Work request:
Copy each entry below unchanged; the images do not go in the copy.
###
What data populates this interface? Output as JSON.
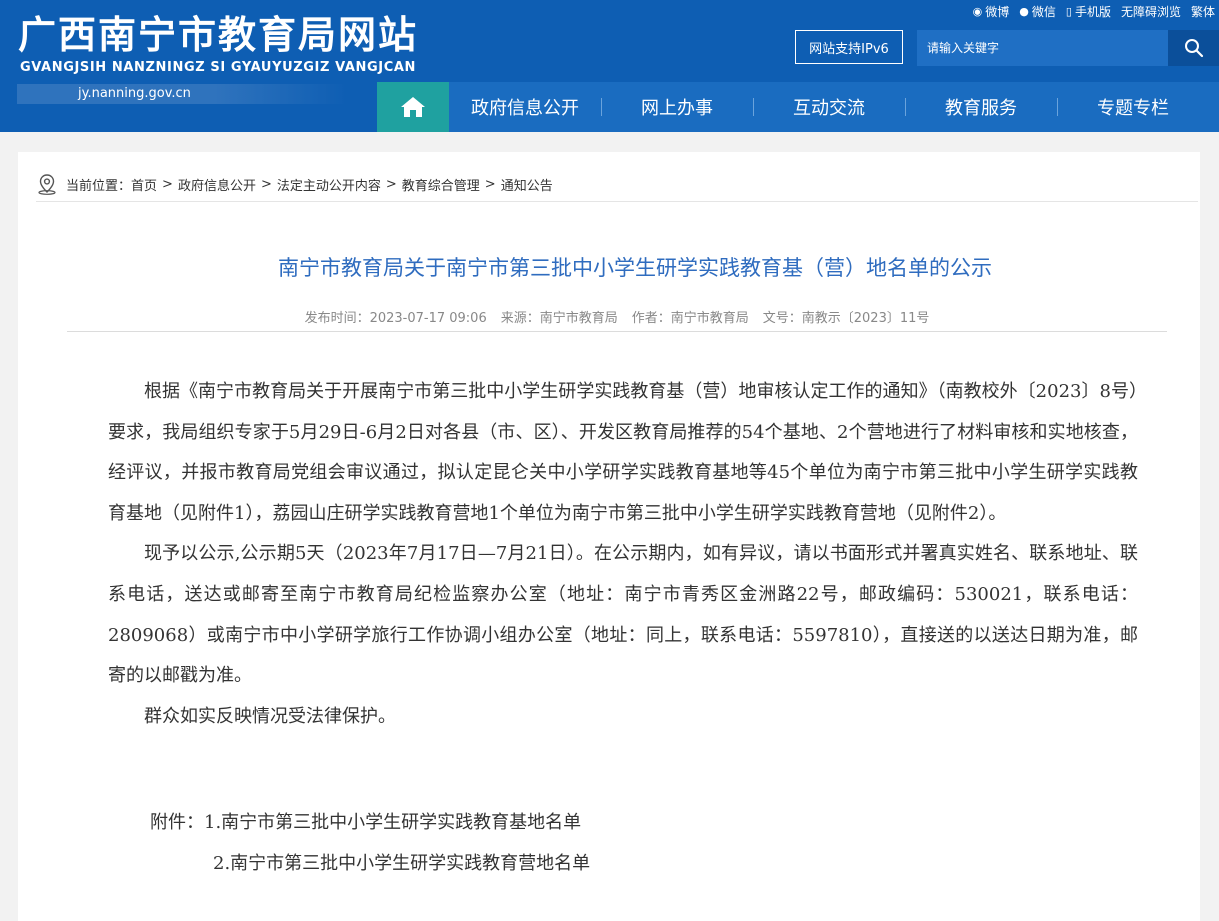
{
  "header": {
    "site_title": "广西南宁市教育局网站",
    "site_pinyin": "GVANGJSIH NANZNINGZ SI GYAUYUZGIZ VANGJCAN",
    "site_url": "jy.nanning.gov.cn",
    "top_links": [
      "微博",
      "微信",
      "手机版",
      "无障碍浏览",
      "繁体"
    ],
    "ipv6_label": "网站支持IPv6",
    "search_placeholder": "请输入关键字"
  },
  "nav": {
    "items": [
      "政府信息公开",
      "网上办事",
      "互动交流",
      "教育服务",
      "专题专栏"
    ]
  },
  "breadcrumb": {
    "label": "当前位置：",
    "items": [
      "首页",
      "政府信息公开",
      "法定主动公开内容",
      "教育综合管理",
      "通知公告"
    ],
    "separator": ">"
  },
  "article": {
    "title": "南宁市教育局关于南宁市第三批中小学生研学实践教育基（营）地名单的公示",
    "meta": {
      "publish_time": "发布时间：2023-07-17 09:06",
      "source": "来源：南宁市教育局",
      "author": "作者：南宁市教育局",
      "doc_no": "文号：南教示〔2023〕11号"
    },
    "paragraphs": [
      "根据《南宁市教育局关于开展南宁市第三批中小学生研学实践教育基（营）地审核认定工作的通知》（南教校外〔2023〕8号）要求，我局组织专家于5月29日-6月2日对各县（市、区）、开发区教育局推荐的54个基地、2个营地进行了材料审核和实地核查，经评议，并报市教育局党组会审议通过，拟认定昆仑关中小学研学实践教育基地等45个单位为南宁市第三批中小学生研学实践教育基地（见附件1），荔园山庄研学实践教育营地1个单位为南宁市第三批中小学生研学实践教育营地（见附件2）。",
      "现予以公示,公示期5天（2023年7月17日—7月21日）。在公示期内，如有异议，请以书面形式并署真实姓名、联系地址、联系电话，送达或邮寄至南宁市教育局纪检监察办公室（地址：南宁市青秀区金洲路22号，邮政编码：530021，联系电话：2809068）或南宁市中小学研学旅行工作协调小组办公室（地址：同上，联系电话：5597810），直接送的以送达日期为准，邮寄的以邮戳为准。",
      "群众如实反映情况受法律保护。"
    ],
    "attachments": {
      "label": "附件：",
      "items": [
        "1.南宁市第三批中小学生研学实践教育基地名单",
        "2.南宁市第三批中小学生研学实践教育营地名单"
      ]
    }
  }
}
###
Solution to this task:
What data populates this interface? Output as JSON.
{
  "header": {
    "site_title": "广西南宁市教育局网站",
    "site_pinyin": "GVANGJSIH NANZNINGZ SI GYAUYUZGIZ VANGJCAN",
    "site_url": "jy.nanning.gov.cn",
    "top_links": [
      "微博",
      "微信",
      "手机版",
      "无障碍浏览",
      "繁体"
    ],
    "ipv6_label": "网站支持IPv6",
    "search_placeholder": "请输入关键字"
  },
  "nav": {
    "items": [
      "政府信息公开",
      "网上办事",
      "互动交流",
      "教育服务",
      "专题专栏"
    ]
  },
  "breadcrumb": {
    "label": "当前位置：",
    "items": [
      "首页",
      "政府信息公开",
      "法定主动公开内容",
      "教育综合管理",
      "通知公告"
    ],
    "separator": ">"
  },
  "article": {
    "title": "南宁市教育局关于南宁市第三批中小学生研学实践教育基（营）地名单的公示",
    "meta": {
      "publish_time": "发布时间：2023-07-17 09:06",
      "source": "来源：南宁市教育局",
      "author": "作者：南宁市教育局",
      "doc_no": "文号：南教示〔2023〕11号"
    },
    "paragraphs": [
      "根据《南宁市教育局关于开展南宁市第三批中小学生研学实践教育基（营）地审核认定工作的通知》（南教校外〔2023〕8号）要求，我局组织专家于5月29日-6月2日对各县（市、区）、开发区教育局推荐的54个基地、2个营地进行了材料审核和实地核查，经评议，并报市教育局党组会审议通过，拟认定昆仑关中小学研学实践教育基地等45个单位为南宁市第三批中小学生研学实践教育基地（见附件1），荔园山庄研学实践教育营地1个单位为南宁市第三批中小学生研学实践教育营地（见附件2）。",
      "现予以公示,公示期5天（2023年7月17日—7月21日）。在公示期内，如有异议，请以书面形式并署真实姓名、联系地址、联系电话，送达或邮寄至南宁市教育局纪检监察办公室（地址：南宁市青秀区金洲路22号，邮政编码：530021，联系电话：2809068）或南宁市中小学研学旅行工作协调小组办公室（地址：同上，联系电话：5597810），直接送的以送达日期为准，邮寄的以邮戳为准。",
      "群众如实反映情况受法律保护。"
    ],
    "attachments": {
      "label": "附件：",
      "items": [
        "1.南宁市第三批中小学生研学实践教育基地名单",
        "2.南宁市第三批中小学生研学实践教育营地名单"
      ]
    }
  }
}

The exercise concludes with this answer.